It’s one thing to conclude that markets are immoral after learning how markets work and what life would be like in their absence. Such a conclusion is intellectually defensible because it would reflect an informed – if, in my view, bizarre – value judgment.
But the conclusion that markets are immoral typically reflects – as it surely does in the case of Pope Francis – utter ignorance of the logic and history of markets (and of the logic and history of governments).
Markets are deeply moral, for they, compared to all feasible alternatives,
- are driven by voluntary choices rather than by diktats;
- concentrate the costs and the benefits of each choice as closely as possible on the individual who makes that choice;
- allow for great diversity of choices and life-styles;
- create mass flourishing; they raise the living standards of the poor far more than they raise the living standards of the rich;

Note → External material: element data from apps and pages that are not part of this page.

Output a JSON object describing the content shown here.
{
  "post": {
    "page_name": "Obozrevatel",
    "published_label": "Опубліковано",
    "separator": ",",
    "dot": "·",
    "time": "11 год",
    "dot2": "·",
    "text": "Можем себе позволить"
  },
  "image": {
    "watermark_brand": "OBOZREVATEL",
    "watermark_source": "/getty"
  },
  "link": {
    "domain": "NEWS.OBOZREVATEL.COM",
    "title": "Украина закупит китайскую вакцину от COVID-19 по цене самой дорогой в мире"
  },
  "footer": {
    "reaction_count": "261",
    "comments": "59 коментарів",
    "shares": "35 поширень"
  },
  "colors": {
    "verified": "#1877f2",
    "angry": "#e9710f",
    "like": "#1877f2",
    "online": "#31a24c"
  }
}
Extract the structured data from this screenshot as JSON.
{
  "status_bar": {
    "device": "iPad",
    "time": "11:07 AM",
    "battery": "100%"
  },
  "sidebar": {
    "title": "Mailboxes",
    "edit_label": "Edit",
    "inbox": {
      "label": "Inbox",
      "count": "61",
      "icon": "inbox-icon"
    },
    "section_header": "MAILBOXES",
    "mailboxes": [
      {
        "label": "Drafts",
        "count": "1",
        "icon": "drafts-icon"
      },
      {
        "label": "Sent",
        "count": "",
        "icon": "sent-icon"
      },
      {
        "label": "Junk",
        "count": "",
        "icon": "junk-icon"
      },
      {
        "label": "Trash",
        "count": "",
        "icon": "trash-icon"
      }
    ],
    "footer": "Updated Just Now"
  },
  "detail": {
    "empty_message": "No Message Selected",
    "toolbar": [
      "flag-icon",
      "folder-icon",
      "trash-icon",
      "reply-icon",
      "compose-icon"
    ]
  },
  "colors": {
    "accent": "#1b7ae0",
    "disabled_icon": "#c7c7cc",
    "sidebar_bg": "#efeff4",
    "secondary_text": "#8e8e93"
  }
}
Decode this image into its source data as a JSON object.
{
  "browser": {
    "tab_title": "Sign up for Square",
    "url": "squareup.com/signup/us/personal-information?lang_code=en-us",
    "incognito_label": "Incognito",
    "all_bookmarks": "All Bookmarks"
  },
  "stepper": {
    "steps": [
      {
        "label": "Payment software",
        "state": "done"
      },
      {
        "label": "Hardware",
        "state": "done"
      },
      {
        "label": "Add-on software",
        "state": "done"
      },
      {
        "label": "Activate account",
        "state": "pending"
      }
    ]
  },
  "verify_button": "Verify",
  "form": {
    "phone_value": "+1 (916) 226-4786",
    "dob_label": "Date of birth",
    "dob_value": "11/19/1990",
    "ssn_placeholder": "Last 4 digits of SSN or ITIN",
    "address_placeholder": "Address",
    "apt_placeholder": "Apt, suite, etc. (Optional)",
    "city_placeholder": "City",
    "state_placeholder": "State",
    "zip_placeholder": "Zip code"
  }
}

- transform the manifestations of economic hardship from literal starvation to much-less severe financial distress; (losing a job or a home, however agonizing, is far better than losing your and your children’s lives);
- ‘churn’ over time the rich and poor; dynastic wealth, while not unknown in markets, is less common than unthinking and historically uninformed people suppose, and such wealth is always exposed to the forces of creative destruction;
- bring together literally hundreds of millions of strangers from around the globe and from many different cultures and religious faiths into a peaceful and cooperative productive effort.